## WHAT THIS TASK INVOLVES
Report the lines of the data below that contain the string "Рекомендации".
Segment Start: DATA FOR THE TASK
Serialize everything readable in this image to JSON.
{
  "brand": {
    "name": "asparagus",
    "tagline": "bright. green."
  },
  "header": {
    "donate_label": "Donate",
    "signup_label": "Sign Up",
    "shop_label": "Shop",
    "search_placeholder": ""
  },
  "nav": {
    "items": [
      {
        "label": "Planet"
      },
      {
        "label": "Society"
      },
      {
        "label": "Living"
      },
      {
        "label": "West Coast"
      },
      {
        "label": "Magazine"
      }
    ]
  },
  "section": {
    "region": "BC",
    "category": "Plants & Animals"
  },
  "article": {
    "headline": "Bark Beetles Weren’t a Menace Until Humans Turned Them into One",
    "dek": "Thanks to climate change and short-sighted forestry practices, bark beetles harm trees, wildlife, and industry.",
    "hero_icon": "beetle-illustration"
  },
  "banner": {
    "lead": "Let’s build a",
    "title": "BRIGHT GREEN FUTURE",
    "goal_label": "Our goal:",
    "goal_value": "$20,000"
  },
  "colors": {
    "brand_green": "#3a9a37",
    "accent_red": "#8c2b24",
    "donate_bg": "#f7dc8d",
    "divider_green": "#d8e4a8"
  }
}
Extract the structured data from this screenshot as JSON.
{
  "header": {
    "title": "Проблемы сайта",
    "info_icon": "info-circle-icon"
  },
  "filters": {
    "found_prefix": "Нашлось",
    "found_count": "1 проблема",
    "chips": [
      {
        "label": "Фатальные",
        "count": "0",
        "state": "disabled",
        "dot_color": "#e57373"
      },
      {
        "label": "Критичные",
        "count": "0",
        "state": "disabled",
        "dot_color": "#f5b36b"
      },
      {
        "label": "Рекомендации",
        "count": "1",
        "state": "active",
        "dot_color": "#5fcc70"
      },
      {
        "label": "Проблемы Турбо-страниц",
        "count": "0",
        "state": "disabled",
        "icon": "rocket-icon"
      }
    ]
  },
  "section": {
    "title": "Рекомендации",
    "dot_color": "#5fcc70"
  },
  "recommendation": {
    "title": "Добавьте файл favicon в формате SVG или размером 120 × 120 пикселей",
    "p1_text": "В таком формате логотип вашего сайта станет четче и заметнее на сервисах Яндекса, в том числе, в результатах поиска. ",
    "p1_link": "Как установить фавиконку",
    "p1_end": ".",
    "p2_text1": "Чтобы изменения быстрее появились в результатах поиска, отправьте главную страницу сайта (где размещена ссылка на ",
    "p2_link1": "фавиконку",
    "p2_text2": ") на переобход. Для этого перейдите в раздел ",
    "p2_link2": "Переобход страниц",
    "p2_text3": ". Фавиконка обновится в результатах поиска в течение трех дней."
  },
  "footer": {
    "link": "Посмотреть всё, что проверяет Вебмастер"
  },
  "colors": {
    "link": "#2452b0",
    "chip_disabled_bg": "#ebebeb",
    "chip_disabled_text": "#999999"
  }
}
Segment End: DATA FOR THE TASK
## TASK SOLUTION
        "label": "Рекомендации",
    "title": "Рекомендации",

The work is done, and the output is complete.